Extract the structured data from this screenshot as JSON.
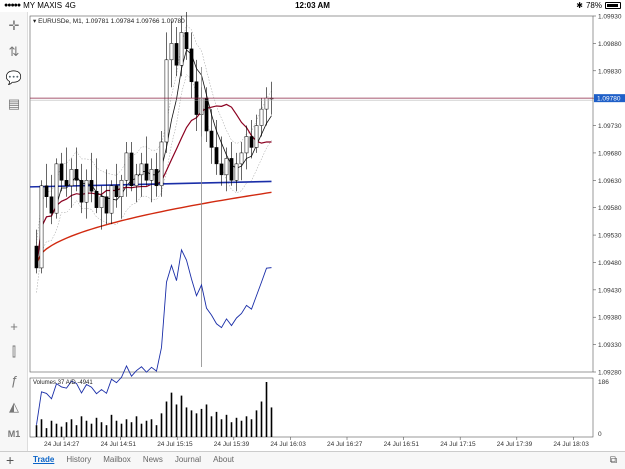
{
  "status_bar": {
    "carrier": "MY MAXIS",
    "network": "4G",
    "time": "12:03 AM",
    "battery": "78%",
    "battery_level": 0.78
  },
  "toolbar": {
    "icons": [
      "crosshair-icon",
      "trade-icon",
      "chat-icon",
      "document-icon",
      "crosshair-tool-icon",
      "candles-icon",
      "function-icon",
      "objects-icon",
      "timeframe-icon"
    ],
    "timeframe_label": "M1"
  },
  "chart": {
    "header": "EURUSDe, M1, 1.09781 1.09784 1.09766 1.09780",
    "current_price": "1.09780",
    "indicator_label": "Volumes 37 A/D -4941",
    "indicator_max": "186",
    "indicator_min": "0"
  },
  "chart_data": {
    "type": "candlestick",
    "symbol": "EURUSDe",
    "timeframe": "M1",
    "ylim": [
      1.0928,
      1.0993
    ],
    "price_ticks": [
      "1.09930",
      "1.09880",
      "1.09830",
      "1.09780",
      "1.09730",
      "1.09680",
      "1.09630",
      "1.09580",
      "1.09530",
      "1.09480",
      "1.09430",
      "1.09380",
      "1.09330",
      "1.09280"
    ],
    "time_ticks": [
      "24 Jul 14:27",
      "24 Jul 14:51",
      "24 Jul 15:15",
      "24 Jul 15:39",
      "24 Jul 16:03",
      "24 Jul 16:27",
      "24 Jul 16:51",
      "24 Jul 17:15",
      "24 Jul 17:39",
      "24 Jul 18:03"
    ],
    "last_price": 1.0978,
    "candles": [
      [
        1.0951,
        1.0954,
        1.0946,
        1.0947
      ],
      [
        1.0947,
        1.0963,
        1.0946,
        1.0962
      ],
      [
        1.0962,
        1.0966,
        1.0958,
        1.096
      ],
      [
        1.096,
        1.0964,
        1.0955,
        1.0957
      ],
      [
        1.0957,
        1.0967,
        1.0956,
        1.0966
      ],
      [
        1.0966,
        1.0968,
        1.0961,
        1.0963
      ],
      [
        1.0963,
        1.0969,
        1.096,
        1.0962
      ],
      [
        1.0962,
        1.0967,
        1.0958,
        1.0965
      ],
      [
        1.0965,
        1.0969,
        1.0961,
        1.0963
      ],
      [
        1.0963,
        1.0966,
        1.0957,
        1.0959
      ],
      [
        1.0959,
        1.0965,
        1.0956,
        1.0963
      ],
      [
        1.0963,
        1.0968,
        1.0959,
        1.0961
      ],
      [
        1.0961,
        1.0967,
        1.0957,
        1.0958
      ],
      [
        1.0958,
        1.0962,
        1.0954,
        1.096
      ],
      [
        1.096,
        1.0965,
        1.0955,
        1.0957
      ],
      [
        1.0957,
        1.0963,
        1.0955,
        1.0962
      ],
      [
        1.0962,
        1.0966,
        1.0958,
        1.096
      ],
      [
        1.096,
        1.0964,
        1.0956,
        1.0963
      ],
      [
        1.0963,
        1.097,
        1.096,
        1.0968
      ],
      [
        1.0968,
        1.097,
        1.0961,
        1.0962
      ],
      [
        1.0962,
        1.0966,
        1.0959,
        1.0964
      ],
      [
        1.0964,
        1.0968,
        1.096,
        1.0966
      ],
      [
        1.0966,
        1.0971,
        1.0962,
        1.0963
      ],
      [
        1.0963,
        1.0967,
        1.0959,
        1.0965
      ],
      [
        1.0965,
        1.0968,
        1.096,
        1.0962
      ],
      [
        1.0962,
        1.0972,
        1.096,
        1.097
      ],
      [
        1.097,
        1.099,
        1.0968,
        1.0985
      ],
      [
        1.0985,
        1.0992,
        1.098,
        1.0988
      ],
      [
        1.0988,
        1.0991,
        1.0982,
        1.0984
      ],
      [
        1.0984,
        1.0993,
        1.0982,
        1.099
      ],
      [
        1.099,
        1.0994,
        1.0985,
        1.0987
      ],
      [
        1.0987,
        1.099,
        1.0978,
        1.0981
      ],
      [
        1.0981,
        1.0985,
        1.0972,
        1.0975
      ],
      [
        1.0975,
        1.098,
        1.0971,
        1.0978
      ],
      [
        1.0978,
        1.098,
        1.097,
        1.0972
      ],
      [
        1.0972,
        1.0976,
        1.0966,
        1.0969
      ],
      [
        1.0969,
        1.0974,
        1.0964,
        1.0966
      ],
      [
        1.0966,
        1.0971,
        1.0962,
        1.0964
      ],
      [
        1.0964,
        1.0969,
        1.0961,
        1.0967
      ],
      [
        1.0967,
        1.097,
        1.0962,
        1.0963
      ],
      [
        1.0963,
        1.0968,
        1.0961,
        1.0966
      ],
      [
        1.0966,
        1.097,
        1.0963,
        1.0968
      ],
      [
        1.0968,
        1.0973,
        1.0965,
        1.0971
      ],
      [
        1.0971,
        1.0974,
        1.0967,
        1.0969
      ],
      [
        1.0969,
        1.0975,
        1.0968,
        1.0973
      ],
      [
        1.0973,
        1.0978,
        1.0971,
        1.0976
      ],
      [
        1.0976,
        1.098,
        1.0973,
        1.0978
      ],
      [
        1.0978,
        1.0981,
        1.0975,
        1.0978
      ]
    ],
    "volumes": [
      40,
      60,
      30,
      55,
      45,
      35,
      50,
      60,
      40,
      70,
      55,
      45,
      65,
      50,
      40,
      75,
      55,
      45,
      60,
      50,
      70,
      45,
      55,
      60,
      40,
      80,
      120,
      150,
      110,
      140,
      100,
      90,
      80,
      95,
      110,
      70,
      85,
      60,
      75,
      50,
      65,
      55,
      70,
      60,
      90,
      120,
      186,
      100
    ]
  },
  "tabs": {
    "items": [
      "Trade",
      "History",
      "Mailbox",
      "News",
      "Journal",
      "About"
    ]
  }
}
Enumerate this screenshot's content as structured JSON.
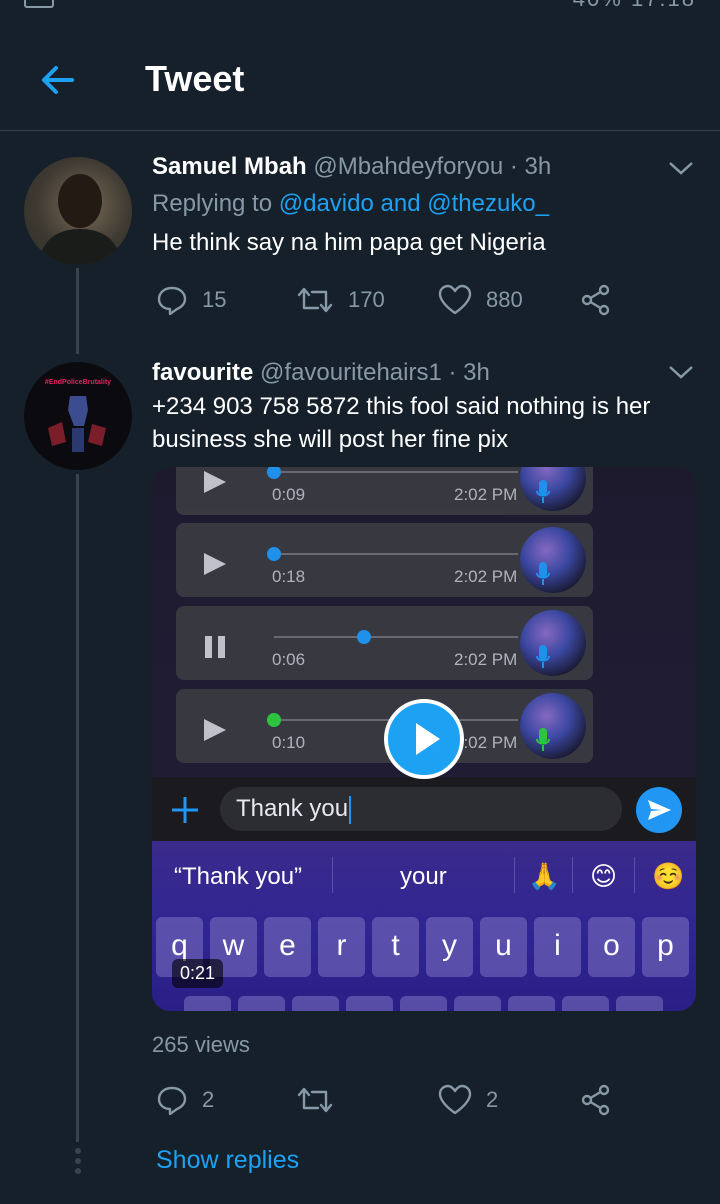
{
  "status_bar": {
    "right": "40%  17:18"
  },
  "header": {
    "title": "Tweet"
  },
  "tweet1": {
    "name": "Samuel Mbah",
    "handle": "@Mbahdeyforyou",
    "time": "· 3h",
    "replying_prefix": "Replying to",
    "replying_to": "@davido and @thezuko_",
    "text": "He think say na him papa get Nigeria",
    "replies": "15",
    "retweets": "170",
    "likes": "880"
  },
  "tweet2": {
    "name": "favourite",
    "handle": "@favouritehairs1",
    "time": "· 3h",
    "text": "+234 903 758 5872 this fool said nothing is her business she will post her fine pix",
    "avatar_label": "#EndPoliceBrutality",
    "media": {
      "voice_notes": [
        {
          "duration": "0:09",
          "time": "2:02 PM",
          "state": "play",
          "progress": 0.0,
          "dot_color": "#2196f3",
          "mic_color": "#2196f3"
        },
        {
          "duration": "0:18",
          "time": "2:02 PM",
          "state": "play",
          "progress": 0.0,
          "dot_color": "#2196f3",
          "mic_color": "#2196f3"
        },
        {
          "duration": "0:06",
          "time": "2:02 PM",
          "state": "pause",
          "progress": 0.37,
          "dot_color": "#2196f3",
          "mic_color": "#2196f3"
        },
        {
          "duration": "0:10",
          "time": "2:02 PM",
          "state": "play",
          "progress": 0.0,
          "dot_color": "#2ecc40",
          "mic_color": "#2ecc40"
        }
      ],
      "chat_input_value": "Thank you",
      "suggestions": [
        "“Thank you”",
        "your"
      ],
      "emojis": [
        "🙏",
        "😊",
        "☺️"
      ],
      "keys": [
        "q",
        "w",
        "e",
        "r",
        "t",
        "y",
        "u",
        "i",
        "o",
        "p"
      ],
      "video_timestamp": "0:21"
    },
    "views": "265 views",
    "replies": "2",
    "likes": "2"
  },
  "show_replies": "Show replies",
  "colors": {
    "background": "#15202b",
    "accent": "#1da1f2",
    "muted": "#8899a6",
    "divider": "#38444d"
  }
}
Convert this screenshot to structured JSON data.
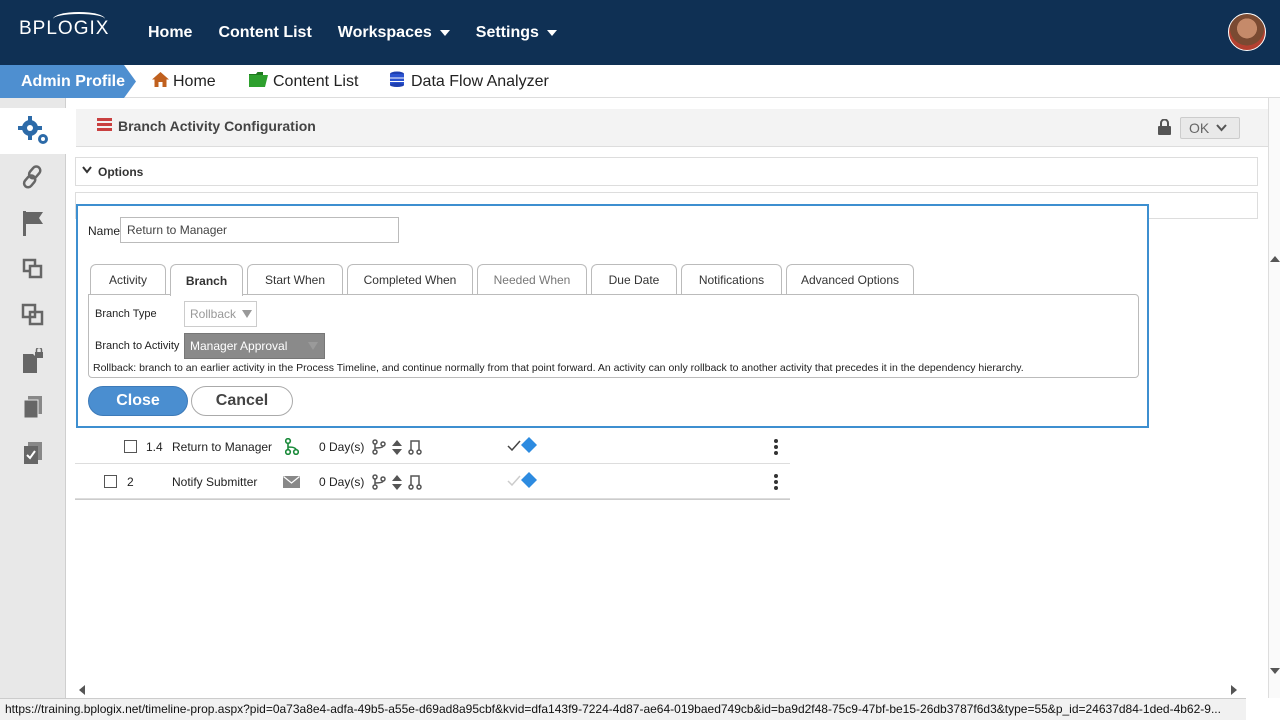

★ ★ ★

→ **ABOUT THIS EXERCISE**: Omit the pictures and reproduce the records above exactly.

→ **EXERCISE ANSWER**:
Extract the structured data from this screenshot as JSON.
{
  "status_bar": {
    "carrier": "MY MAXIS",
    "network": "4G",
    "time": "12:03 AM",
    "battery": "78%",
    "battery_level": 0.78
  },
  "toolbar": {
    "icons": [
      "crosshair-icon",
      "trade-icon",
      "chat-icon",
      "document-icon",
      "crosshair-tool-icon",
      "candles-icon",
      "function-icon",
      "objects-icon",
      "timeframe-icon"
    ],
    "timeframe_label": "M1"
  },
  "chart": {
    "header": "EURUSDe, M1, 1.09781 1.09784 1.09766 1.09780",
    "current_price": "1.09780",
    "indicator_label": "Volumes 37 A/D -4941",
    "indicator_max": "186",
    "indicator_min": "0"
  },
  "chart_data": {
    "type": "candlestick",
    "symbol": "EURUSDe",
    "timeframe": "M1",
    "ylim": [
      1.0928,
      1.0993
    ],
    "price_ticks": [
      "1.09930",
      "1.09880",
      "1.09830",
      "1.09780",
      "1.09730",
      "1.09680",
      "1.09630",
      "1.09580",
      "1.09530",
      "1.09480",
      "1.09430",
      "1.09380",
      "1.09330",
      "1.09280"
    ],
    "time_ticks": [
      "24 Jul 14:27",
      "24 Jul 14:51",
      "24 Jul 15:15",
      "24 Jul 15:39",
      "24 Jul 16:03",
      "24 Jul 16:27",
      "24 Jul 16:51",
      "24 Jul 17:15",
      "24 Jul 17:39",
      "24 Jul 18:03"
    ],
    "last_price": 1.0978,
    "candles": [
      [
        1.0951,
        1.0954,
        1.0946,
        1.0947
      ],
      [
        1.0947,
        1.0963,
        1.0946,
        1.0962
      ],
      [
        1.0962,
        1.0966,
        1.0958,
        1.096
      ],
      [
        1.096,
        1.0964,
        1.0955,
        1.0957
      ],
      [
        1.0957,
        1.0967,
        1.0956,
        1.0966
      ],
      [
        1.0966,
        1.0968,
        1.0961,
        1.0963
      ],
      [
        1.0963,
        1.0969,
        1.096,
        1.0962
      ],
      [
        1.0962,
        1.0967,
        1.0958,
        1.0965
      ],
      [
        1.0965,
        1.0969,
        1.0961,
        1.0963
      ],
      [
        1.0963,
        1.0966,
        1.0957,
        1.0959
      ],
      [
        1.0959,
        1.0965,
        1.0956,
        1.0963
      ],
      [
        1.0963,
        1.0968,
        1.0959,
        1.0961
      ],
      [
        1.0961,
        1.0967,
        1.0957,
        1.0958
      ],
      [
        1.0958,
        1.0962,
        1.0954,
        1.096
      ],
      [
        1.096,
        1.0965,
        1.0955,
        1.0957
      ],
      [
        1.0957,
        1.0963,
        1.0955,
        1.0962
      ],
      [
        1.0962,
        1.0966,
        1.0958,
        1.096
      ],
      [
        1.096,
        1.0964,
        1.0956,
        1.0963
      ],
      [
        1.0963,
        1.097,
        1.096,
        1.0968
      ],
      [
        1.0968,
        1.097,
        1.0961,
        1.0962
      ],
      [
        1.0962,
        1.0966,
        1.0959,
        1.0964
      ],
      [
        1.0964,
        1.0968,
        1.096,
        1.0966
      ],
      [
        1.0966,
        1.0971,
        1.0962,
        1.0963
      ],
      [
        1.0963,
        1.0967,
        1.0959,
        1.0965
      ],
      [
        1.0965,
        1.0968,
        1.096,
        1.0962
      ],
      [
        1.0962,
        1.0972,
        1.096,
        1.097
      ],
      [
        1.097,
        1.099,
        1.0968,
        1.0985
      ],
      [
        1.0985,
        1.0992,
        1.098,
        1.0988
      ],
      [
        1.0988,
        1.0991,
        1.0982,
        1.0984
      ],
      [
        1.0984,
        1.0993,
        1.0982,
        1.099
      ],
      [
        1.099,
        1.0994,
        1.0985,
        1.0987
      ],
      [
        1.0987,
        1.099,
        1.0978,
        1.0981
      ],
      [
        1.0981,
        1.0985,
        1.0972,
        1.0975
      ],
      [
        1.0975,
        1.098,
        1.0971,
        1.0978
      ],
      [
        1.0978,
        1.098,
        1.097,
        1.0972
      ],
      [
        1.0972,
        1.0976,
        1.0966,
        1.0969
      ],
      [
        1.0969,
        1.0974,
        1.0964,
        1.0966
      ],
      [
        1.0966,
        1.0971,
        1.0962,
        1.0964
      ],
      [
        1.0964,
        1.0969,
        1.0961,
        1.0967
      ],
      [
        1.0967,
        1.097,
        1.0962,
        1.0963
      ],
      [
        1.0963,
        1.0968,
        1.0961,
        1.0966
      ],
      [
        1.0966,
        1.097,
        1.0963,
        1.0968
      ],
      [
        1.0968,
        1.0973,
        1.0965,
        1.0971
      ],
      [
        1.0971,
        1.0974,
        1.0967,
        1.0969
      ],
      [
        1.0969,
        1.0975,
        1.0968,
        1.0973
      ],
      [
        1.0973,
        1.0978,
        1.0971,
        1.0976
      ],
      [
        1.0976,
        1.098,
        1.0973,
        1.0978
      ],
      [
        1.0978,
        1.0981,
        1.0975,
        1.0978
      ]
    ],
    "volumes": [
      40,
      60,
      30,
      55,
      45,
      35,
      50,
      60,
      40,
      70,
      55,
      45,
      65,
      50,
      40,
      75,
      55,
      45,
      60,
      50,
      70,
      45,
      55,
      60,
      40,
      80,
      120,
      150,
      110,
      140,
      100,
      90,
      80,
      95,
      110,
      70,
      85,
      60,
      75,
      50,
      65,
      55,
      70,
      60,
      90,
      120,
      186,
      100
    ]
  },
  "tabs": {
    "items": [
      "Trade",
      "History",
      "Mailbox",
      "News",
      "Journal",
      "About"
    ]
  }
}
Enumerate this screenshot's content as structured JSON.
{
  "status_bar": {
    "right": "40%  17:18"
  },
  "header": {
    "title": "Tweet"
  },
  "tweet1": {
    "name": "Samuel Mbah",
    "handle": "@Mbahdeyforyou",
    "time": "· 3h",
    "replying_prefix": "Replying to",
    "replying_to": "@davido and @thezuko_",
    "text": "He think say na him papa get Nigeria",
    "replies": "15",
    "retweets": "170",
    "likes": "880"
  },
  "tweet2": {
    "name": "favourite",
    "handle": "@favouritehairs1",
    "time": "· 3h",
    "text": "+234 903 758 5872 this fool said nothing is her business she will post her fine pix",
    "avatar_label": "#EndPoliceBrutality",
    "media": {
      "voice_notes": [
        {
          "duration": "0:09",
          "time": "2:02 PM",
          "state": "play",
          "progress": 0.0,
          "dot_color": "#2196f3",
          "mic_color": "#2196f3"
        },
        {
          "duration": "0:18",
          "time": "2:02 PM",
          "state": "play",
          "progress": 0.0,
          "dot_color": "#2196f3",
          "mic_color": "#2196f3"
        },
        {
          "duration": "0:06",
          "time": "2:02 PM",
          "state": "pause",
          "progress": 0.37,
          "dot_color": "#2196f3",
          "mic_color": "#2196f3"
        },
        {
          "duration": "0:10",
          "time": "2:02 PM",
          "state": "play",
          "progress": 0.0,
          "dot_color": "#2ecc40",
          "mic_color": "#2ecc40"
        }
      ],
      "chat_input_value": "Thank you",
      "suggestions": [
        "“Thank you”",
        "your"
      ],
      "emojis": [
        "🙏",
        "😊",
        "☺️"
      ],
      "keys": [
        "q",
        "w",
        "e",
        "r",
        "t",
        "y",
        "u",
        "i",
        "o",
        "p"
      ],
      "video_timestamp": "0:21"
    },
    "views": "265 views",
    "replies": "2",
    "likes": "2"
  },
  "show_replies": "Show replies",
  "colors": {
    "background": "#15202b",
    "accent": "#1da1f2",
    "muted": "#8899a6",
    "divider": "#38444d"
  }
}
Convert this screenshot to structured JSON data.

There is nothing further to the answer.